"Using the antibiotic amoxicillin to treat respiratory infections in patients not suspected of having pneumonia is not likely to help and could be harmful," University of Southampton professor Paul Little told BBC News on Tuesday.

"Overuse of antibiotics, dominated by primary care prescribing, particularly when they are ineffective, can lead to the development of resistance and have side effects like diarrhea, rash and vomiting," he added. "Our results show that people get better on their own. But given that a small number of patients will benefit from antibiotics the challenge remains to identify these individuals."

Little was the leader of a study, published Wednesday in the journal The Lancet, during which more than 2,000 patients who had been diagnosed with bronchitis were randomly given either amoxicillin or placebos for treatment, Deborah Kotz of the Boston Globe explained on Wednesday.

Each study participant had been diagnosed with bronchitis after reporting symptoms of severe coughing, chest congestion, or other cold-related symptoms lasting more than a week, Kotz said. Following the study, Little and his colleagues discovered that not only did the antibiotics prove no better than placebos at relieving or eliminating those symptoms, but those who took amoxicillin were also more likely to develop the aforementioned side effects (29-percent versus just 24-percent for the placebo group).

"This is convincing data that should encourage physicians in primary care to refrain from antibiotic treatment in low-risk patients in whom pneumonia is not suspected," Dr Philipp Schuetz of the Kantonsspital Aarau (KSA) in Switzerland told the Daily Mail.

"Whether this one size- fits-all approach can be further improved remains to be seen," he added. "Guidance from measurements of specific blood biomarkers of bacterial infection might help to identify the few individuals who will benefit from antibiotics despite the apparent absence of pneumonia and avoid the toxic effects and costs of those drugs and the development of resistance in other patients."
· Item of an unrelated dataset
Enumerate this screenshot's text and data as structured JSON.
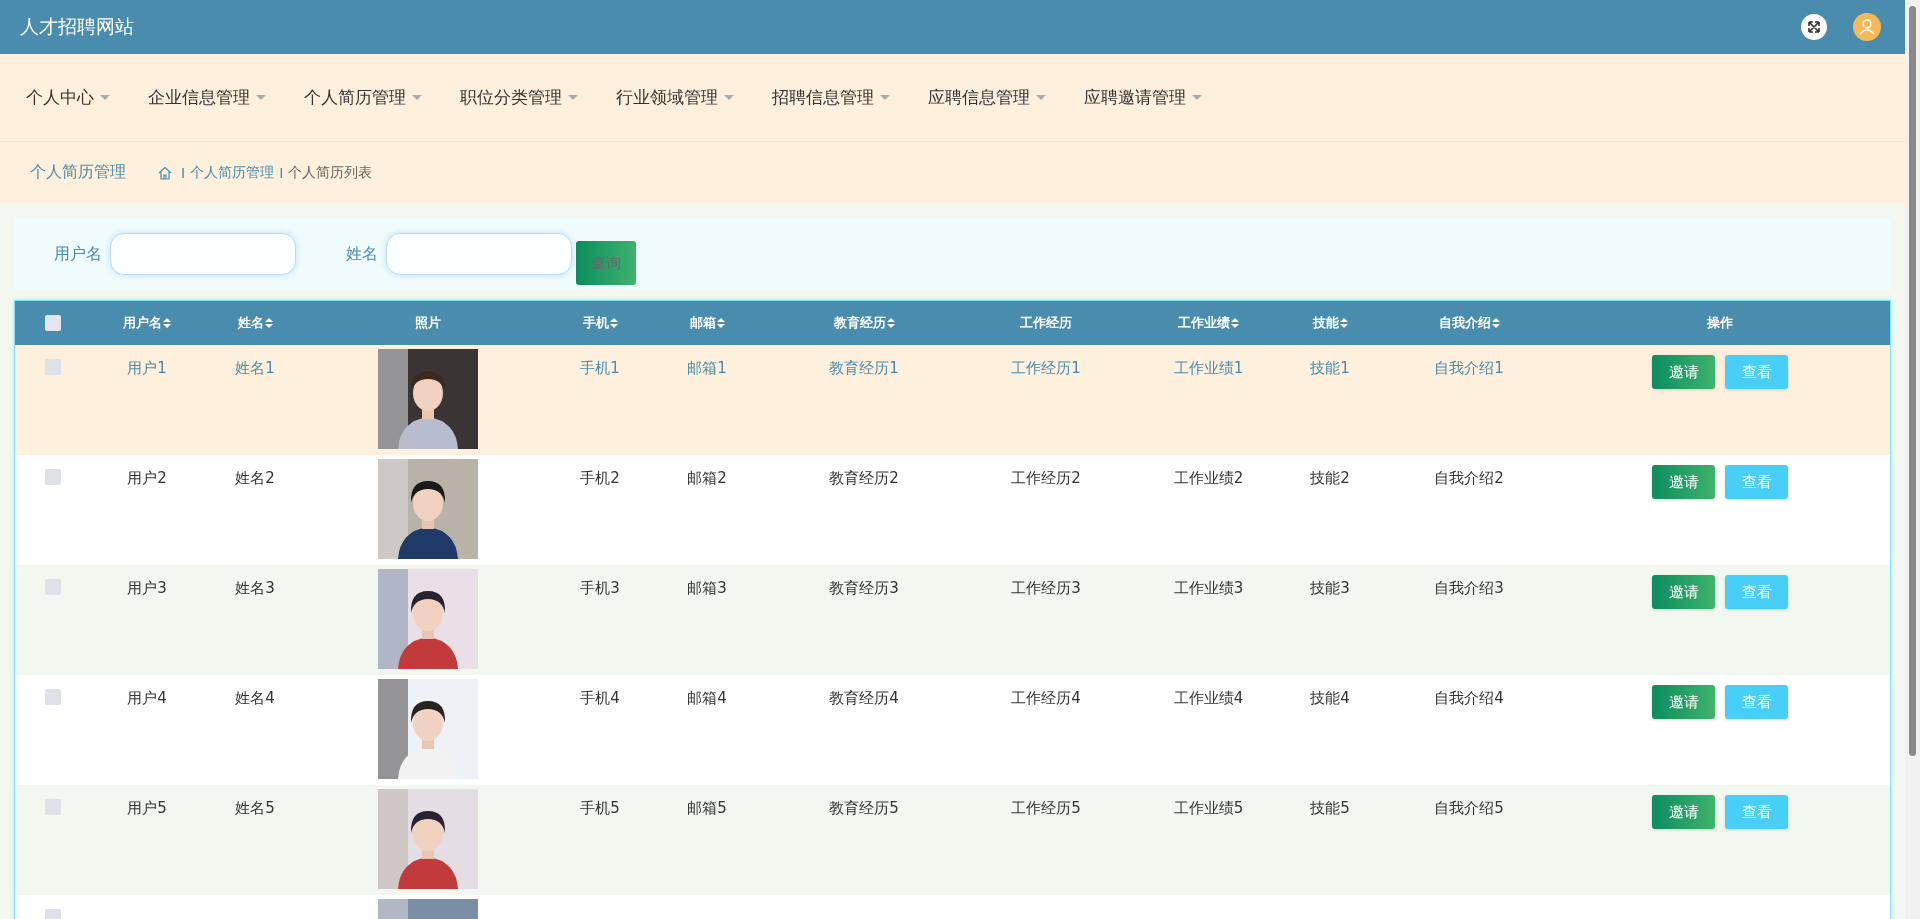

According to the BBC, experts advise that despite the study's findings, that antibiotics should be used if pneumonia is suspected, because of the potential severity of the condition. On the other hand, British Lung Foundation member Dr. Nick Hopkinson noted that the study gives doctors more evidence when dealing with persistent patients who insist that they be prescribed antibiotics when they are not needed.

"Some patients with mild chest infections will ask for a prescription -- this study can help GPs [general practitioners] suggest it may not be the best thing for them," Hopkinson told the British news agency. "Most mild chest infections will settle by themselves with no need for antibiotics -- as they are mainly caused by viruses. Those with mild infections are told to come back if symptoms don't get better."